The 19-year-old kicked off the day with a loss against an out-of-form Nodirbek Abdusattorov, but then went on to rack up five wins in the next seven rounds to secure first place ahead of quick-play specialist Nakamura. In fact, the win that gave Arjun the triumph was achieved over the US star, who would have leapfrogged the young Indian in the standings had he scored a full point in their direct encounter.

Arjun gained 23.8 Elo points in the blitz ratings list, where he climbed to tenth place, as he now stands ahead of the likes of Maxime Vachier-Lagrave, Wesley So and Indian hero Vishy Anand. Arjun is one of five under-20 players rated 2700 or above in classical chess — the new generation is here!

Naka ended the tournament with a win over Praggnanandhaa to get clear second place, a whole two points ahead of Shakhriyar Mamedyarov. Parham Maghsoodloo and Vidit Gujrathi shared fourth place as the only players who finished with a fifty-percent score. 

Beating Naka when it mattered most

Doubtlessly, Nakamura is the pre-tournament favourite in every blitz event in which Magnus Carlsen and/or Alireza Firouzja are absent (and even when they are participating, Naka is often a contender for first place). In Kolkata, however, he was defeated three times by Arjun, once in the rapid and twice in the blitz!

In the deciding game from round 17, Naka was inches away from recovering from his two prior losses, but after failing to make the most of his winning chances, he even went on to blunder and lose the game — allowing Arjun to win the event with a round to spare.


This position is objectively drawn — except that this was a blitz encounter. Naka blundered the game away with 46...Be2, and resigned after 47.Qa2+, which forks king and bishop.

Hikaru Nakamura

Hikaru Nakamura almost mounts a remarkable comeback — he scored 6½ out of 9 points on Sunday | Photo: Lennart Ootes

Video: Don’t miss Naka’s expression!

As usual, the ChessBase India team is uploading a plethora of magnificent content to YouTube!

Final standings


All games


Vaishali keeps the pace brisk

In another result that surely made Indian fans proud, Vaishali Rameshbabu, Pragg’s sister, won the women’s blitz tournament with a 13½/18 score. Mariya Muzychuk had finished the first half of the event with a remarkable 8/9 score, but Vaishali remained at striking distance throughout.

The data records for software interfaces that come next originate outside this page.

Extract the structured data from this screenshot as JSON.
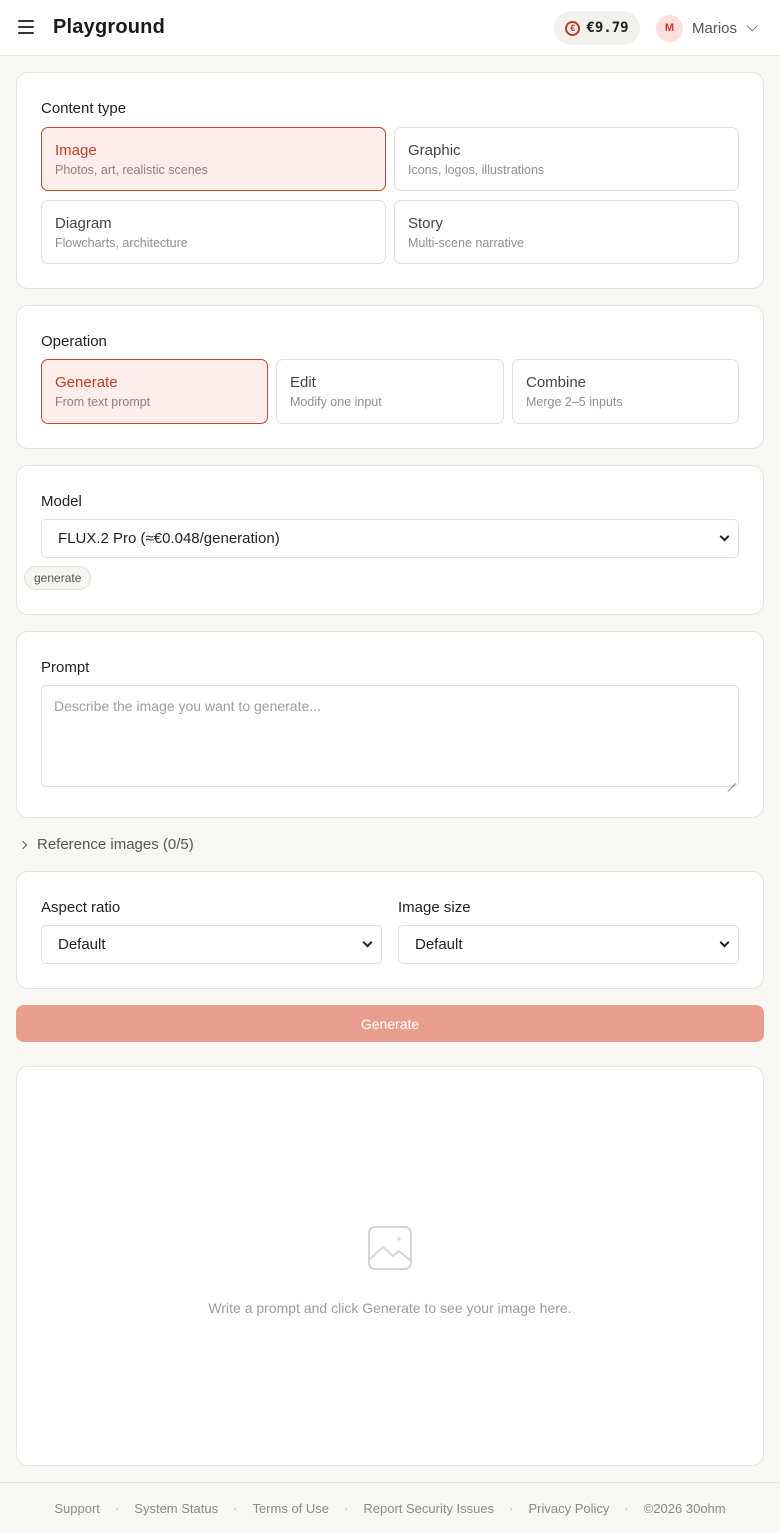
{
  "header": {
    "title": "Playground",
    "balance": "€9.79",
    "balance_icon": "€",
    "user_initial": "M",
    "user_name": "Marios"
  },
  "content_type": {
    "label": "Content type",
    "options": [
      {
        "title": "Image",
        "sub": "Photos, art, realistic scenes",
        "selected": true
      },
      {
        "title": "Graphic",
        "sub": "Icons, logos, illustrations",
        "selected": false
      },
      {
        "title": "Diagram",
        "sub": "Flowcharts, architecture",
        "selected": false
      },
      {
        "title": "Story",
        "sub": "Multi-scene narrative",
        "selected": false
      }
    ]
  },
  "operation": {
    "label": "Operation",
    "options": [
      {
        "title": "Generate",
        "sub": "From text prompt",
        "selected": true
      },
      {
        "title": "Edit",
        "sub": "Modify one input",
        "selected": false
      },
      {
        "title": "Combine",
        "sub": "Merge 2–5 inputs",
        "selected": false
      }
    ]
  },
  "model": {
    "label": "Model",
    "selected": "FLUX.2 Pro (≈€0.048/generation)",
    "tag": "generate"
  },
  "prompt": {
    "label": "Prompt",
    "placeholder": "Describe the image you want to generate..."
  },
  "reference": {
    "label": "Reference images (0/5)"
  },
  "aspect_ratio": {
    "label": "Aspect ratio",
    "selected": "Default"
  },
  "image_size": {
    "label": "Image size",
    "selected": "Default"
  },
  "generate_button": "Generate",
  "preview": {
    "empty_message": "Write a prompt and click Generate to see your image here.",
    "icon": "image-placeholder-icon"
  },
  "footer": {
    "links": [
      "Support",
      "System Status",
      "Terms of Use",
      "Report Security Issues",
      "Privacy Policy"
    ],
    "copyright": "©2026 30ohm",
    "separator": "·"
  },
  "colors": {
    "accent": "#c23b22",
    "selected_bg": "#fdeeec",
    "button": "#e99d8d",
    "background": "#f8f7f3"
  }
}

By the time they faced each other, in round 14 (draw), Muzychuk was still a full point ahead of the youngster. Only in the penultimate round did Vaishali grab the lead, as the Ukrainian faltered in the last hurdle, losing his final two games, against Harika Dronavalli and Nana Dzagnidze respectively. Mariya nonetheless got clear second place, while Harika finished third, much like in the rapid event.

Vaishali, aged 21, is currently ranked 41st in the classical chess FIDE ranking, and thanks to her strong performance in Kolkata, she climbed to number 12 in the blitz ratings list (live).

Vaishali Rameshbabu

Vaishali Rameshbabu | Photo: Lennart Ootes

Mariya hangs a rook

While still in the lead, a full point ahead of Vaishali, Mariya Muzychuk faced Oliwia Kiolbasa with the black pieces. The Ukrainian had a slightly inferior position, but apparently nerves failed her in the early middlegame, as she hung a whole rook on move 24.


24...Ra5 attacked White’s queen, completely disregarding the fact that the queen was attacking the other rook on the back rank — 25.Qxc8+ put an end to the game.

Mariya Muzychuk

Mariya Muzychuk | Photo: Lennart Ootes

Video: Grinding it out against an experienced opponent

As usual, the ChessBase India team is uploading a plethora of magnificent content to YouTube!

Final standings


All games



Carlos Colodro is a Hispanic Philologist from Bolivia. He works as a freelance translator and writer since 2012. A lot of his work is done in chess-related texts, as the game is one of his biggest interests, along with literature and music.